PROBLEM: Will you extract the entries word for word? Images should not appear in the copy.

Web page and app entries
*-*-*

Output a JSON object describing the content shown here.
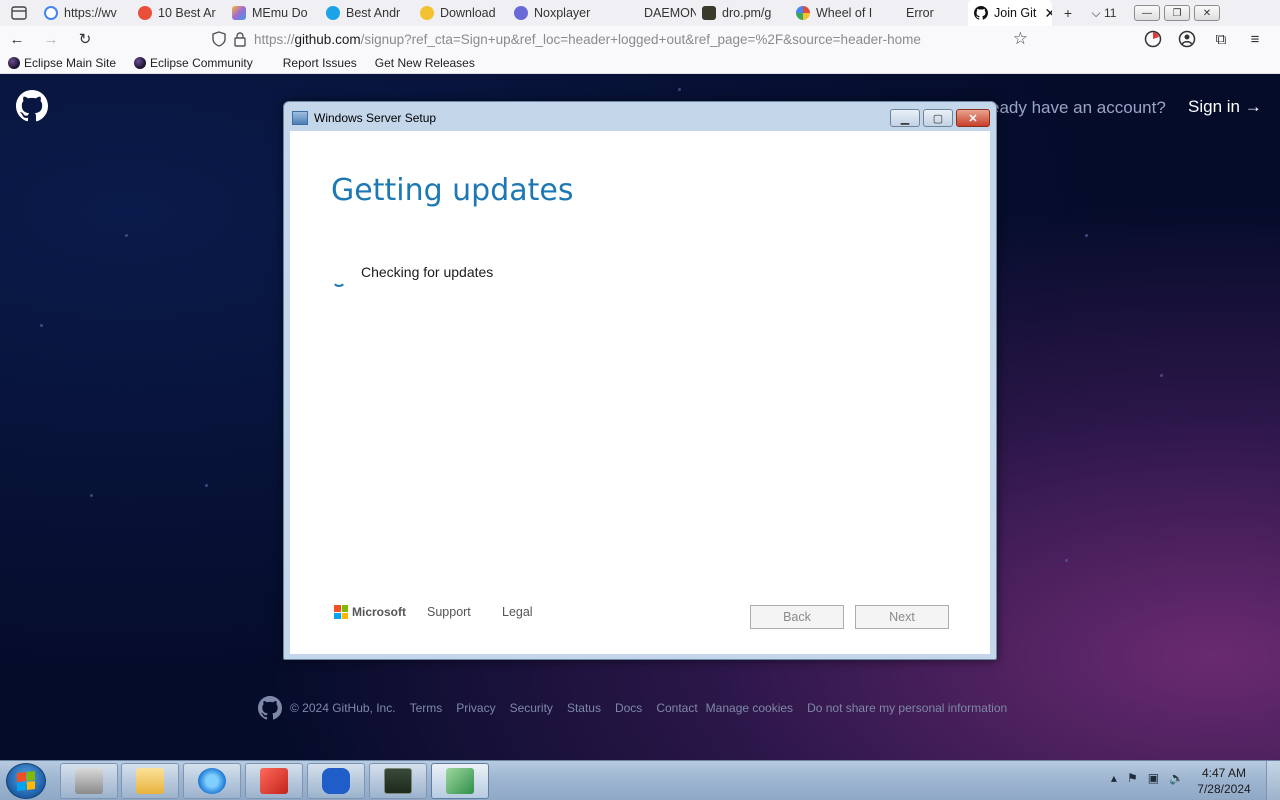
{
  "browser": {
    "tabs": [
      {
        "label": "https://wv",
        "icon": "google-icon",
        "color": "#4285f4"
      },
      {
        "label": "10 Best Ar",
        "icon": "site-icon",
        "color": "#e94f3b"
      },
      {
        "label": "MEmu Do",
        "icon": "memu-icon",
        "color": "#a06ad6"
      },
      {
        "label": "Best Andr",
        "icon": "m-icon",
        "color": "#1aa3e8"
      },
      {
        "label": "Download",
        "icon": "download-icon",
        "color": "#f2c230"
      },
      {
        "label": "Noxplayer",
        "icon": "nox-icon",
        "color": "#6a6ad6"
      },
      {
        "label": "DAEMON",
        "icon": "daemon-icon",
        "color": "#f0f0f4"
      },
      {
        "label": "dro.pm/g",
        "icon": "terminal-icon",
        "color": "#3a3a2a"
      },
      {
        "label": "Wheel of I",
        "icon": "wheel-icon",
        "color": "#e04e3b"
      },
      {
        "label": "Error",
        "icon": "error-icon",
        "color": "#f0f0f4"
      },
      {
        "label": "Join Git",
        "icon": "github-icon",
        "color": "#111111",
        "active": true
      }
    ],
    "tab_count": "11",
    "url_prefix": "https://",
    "url_domain": "github.com",
    "url_rest": "/signup?ref_cta=Sign+up&ref_loc=header+logged+out&ref_page=%2F&source=header-home",
    "bookmarks": [
      "Eclipse Main Site",
      "Eclipse Community",
      "Report Issues",
      "Get New Releases"
    ]
  },
  "github": {
    "signin_prompt": "eady have an account?",
    "signin_link": "Sign in →",
    "footer": [
      "© 2024 GitHub, Inc.",
      "Terms",
      "Privacy",
      "Security",
      "Status",
      "Docs",
      "Contact",
      "Manage cookies",
      "Do not share my personal information"
    ]
  },
  "dialog": {
    "title": "Windows Server Setup",
    "heading": "Getting updates",
    "status": "Checking for updates",
    "brand": "Microsoft",
    "support": "Support",
    "legal": "Legal",
    "back": "Back",
    "next": "Next",
    "accent": "#1e78b4"
  },
  "taskbar": {
    "time": "4:47 AM",
    "date": "7/28/2024"
  }
}
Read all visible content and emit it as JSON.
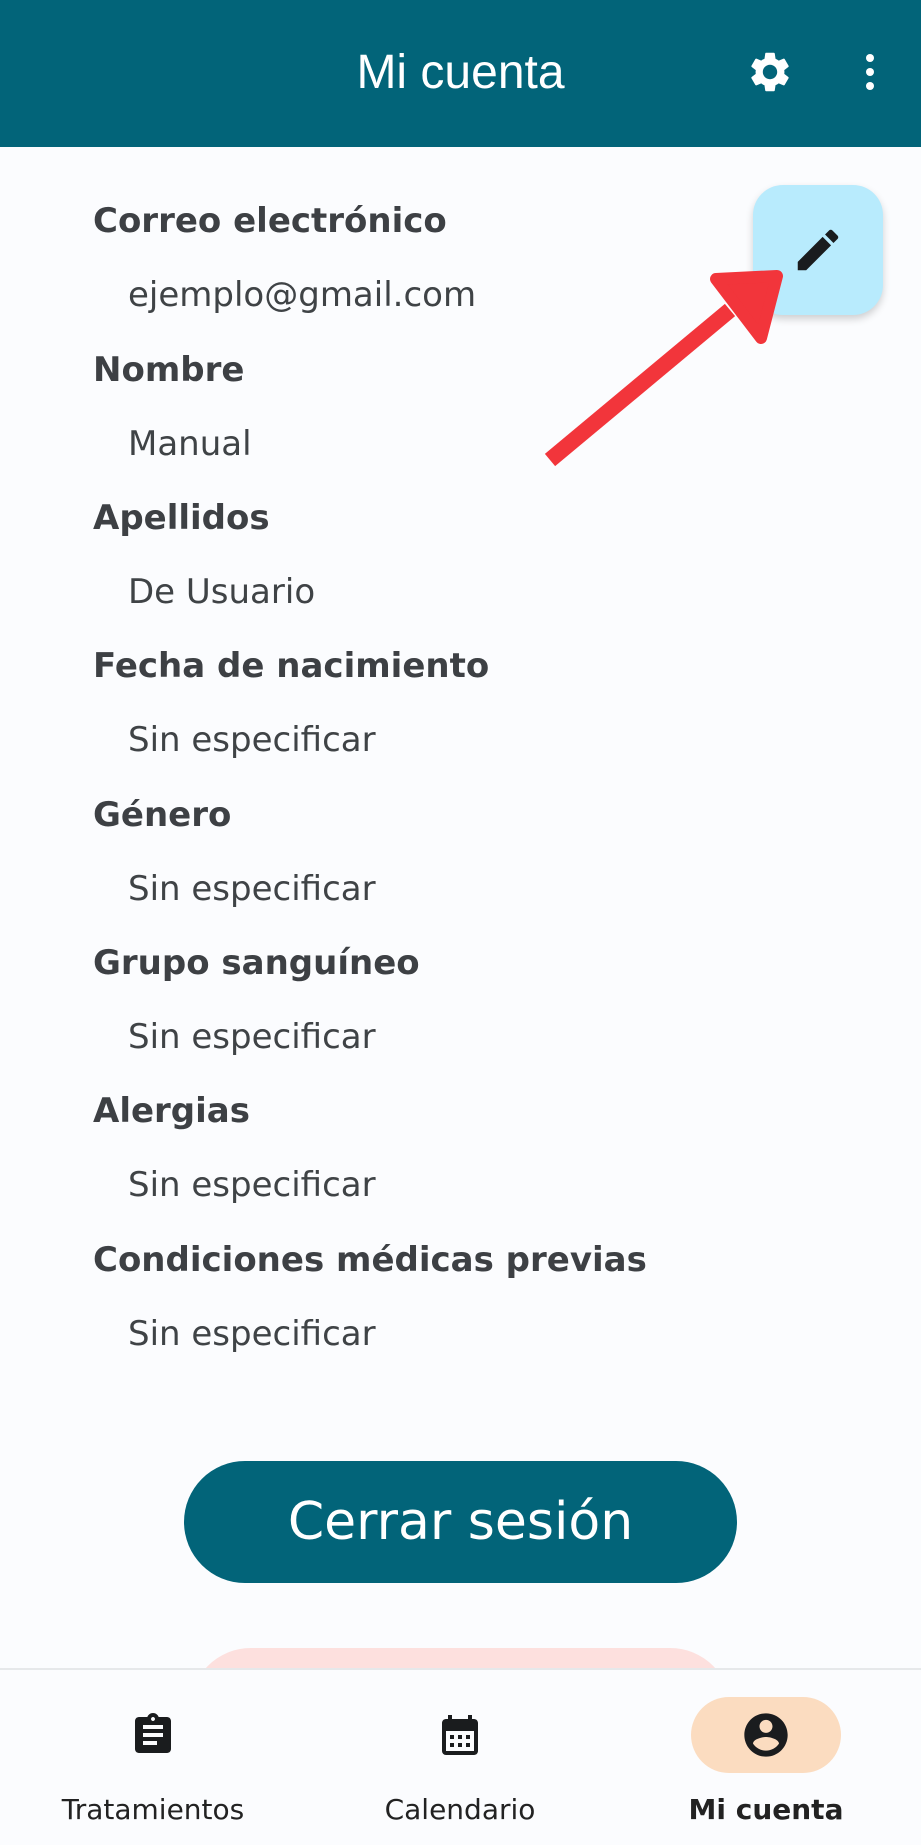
{
  "appbar": {
    "title": "Mi cuenta",
    "settings_icon": "gear-icon",
    "more_icon": "more-vert-icon",
    "color": "#026479"
  },
  "profile": {
    "fields": [
      {
        "label": "Correo electrónico",
        "value": "ejemplo@gmail.com"
      },
      {
        "label": "Nombre",
        "value": "Manual"
      },
      {
        "label": "Apellidos",
        "value": "De Usuario"
      },
      {
        "label": "Fecha de nacimiento",
        "value": "Sin especificar"
      },
      {
        "label": "Género",
        "value": "Sin especificar"
      },
      {
        "label": "Grupo sanguíneo",
        "value": "Sin especificar"
      },
      {
        "label": "Alergias",
        "value": "Sin especificar"
      },
      {
        "label": "Condiciones médicas previas",
        "value": "Sin especificar"
      }
    ],
    "edit_icon": "pencil-icon"
  },
  "actions": {
    "logout_label": "Cerrar sesión",
    "logout_color": "#026479",
    "delete_color": "#fde0de"
  },
  "annotation": {
    "arrow_color": "#f2353b"
  },
  "bottom_nav": {
    "items": [
      {
        "label": "Tratamientos",
        "icon": "clipboard-icon",
        "active": false
      },
      {
        "label": "Calendario",
        "icon": "calendar-icon",
        "active": false
      },
      {
        "label": "Mi cuenta",
        "icon": "account-circle-icon",
        "active": true
      }
    ],
    "active_pill_color": "#fbdcc0"
  }
}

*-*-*

OUTPUT FOR THIS TASK:
Output a JSON object describing the content shown here.
{
  "browser": {
    "tabs": [
      {
        "label": "https://wv",
        "icon": "google-icon",
        "color": "#4285f4"
      },
      {
        "label": "10 Best Ar",
        "icon": "site-icon",
        "color": "#e94f3b"
      },
      {
        "label": "MEmu Do",
        "icon": "memu-icon",
        "color": "#a06ad6"
      },
      {
        "label": "Best Andr",
        "icon": "m-icon",
        "color": "#1aa3e8"
      },
      {
        "label": "Download",
        "icon": "download-icon",
        "color": "#f2c230"
      },
      {
        "label": "Noxplayer",
        "icon": "nox-icon",
        "color": "#6a6ad6"
      },
      {
        "label": "DAEMON",
        "icon": "daemon-icon",
        "color": "#f0f0f4"
      },
      {
        "label": "dro.pm/g",
        "icon": "terminal-icon",
        "color": "#3a3a2a"
      },
      {
        "label": "Wheel of I",
        "icon": "wheel-icon",
        "color": "#e04e3b"
      },
      {
        "label": "Error",
        "icon": "error-icon",
        "color": "#f0f0f4"
      },
      {
        "label": "Join Git",
        "icon": "github-icon",
        "color": "#111111",
        "active": true
      }
    ],
    "tab_count": "11",
    "url_prefix": "https://",
    "url_domain": "github.com",
    "url_rest": "/signup?ref_cta=Sign+up&ref_loc=header+logged+out&ref_page=%2F&source=header-home",
    "bookmarks": [
      "Eclipse Main Site",
      "Eclipse Community",
      "Report Issues",
      "Get New Releases"
    ]
  },
  "github": {
    "signin_prompt": "eady have an account?",
    "signin_link": "Sign in →",
    "footer": [
      "© 2024 GitHub, Inc.",
      "Terms",
      "Privacy",
      "Security",
      "Status",
      "Docs",
      "Contact",
      "Manage cookies",
      "Do not share my personal information"
    ]
  },
  "dialog": {
    "title": "Windows Server Setup",
    "heading": "Getting updates",
    "status": "Checking for updates",
    "brand": "Microsoft",
    "support": "Support",
    "legal": "Legal",
    "back": "Back",
    "next": "Next",
    "accent": "#1e78b4"
  },
  "taskbar": {
    "time": "4:47 AM",
    "date": "7/28/2024"
  }
}
Read all visible content and emit it as JSON.
{
  "appbar": {
    "title": "Mi cuenta",
    "settings_icon": "gear-icon",
    "more_icon": "more-vert-icon",
    "color": "#026479"
  },
  "profile": {
    "fields": [
      {
        "label": "Correo electrónico",
        "value": "ejemplo@gmail.com"
      },
      {
        "label": "Nombre",
        "value": "Manual"
      },
      {
        "label": "Apellidos",
        "value": "De Usuario"
      },
      {
        "label": "Fecha de nacimiento",
        "value": "Sin especificar"
      },
      {
        "label": "Género",
        "value": "Sin especificar"
      },
      {
        "label": "Grupo sanguíneo",
        "value": "Sin especificar"
      },
      {
        "label": "Alergias",
        "value": "Sin especificar"
      },
      {
        "label": "Condiciones médicas previas",
        "value": "Sin especificar"
      }
    ],
    "edit_icon": "pencil-icon"
  },
  "actions": {
    "logout_label": "Cerrar sesión",
    "logout_color": "#026479",
    "delete_color": "#fde0de"
  },
  "annotation": {
    "arrow_color": "#f2353b"
  },
  "bottom_nav": {
    "items": [
      {
        "label": "Tratamientos",
        "icon": "clipboard-icon",
        "active": false
      },
      {
        "label": "Calendario",
        "icon": "calendar-icon",
        "active": false
      },
      {
        "label": "Mi cuenta",
        "icon": "account-circle-icon",
        "active": true
      }
    ],
    "active_pill_color": "#fbdcc0"
  }
}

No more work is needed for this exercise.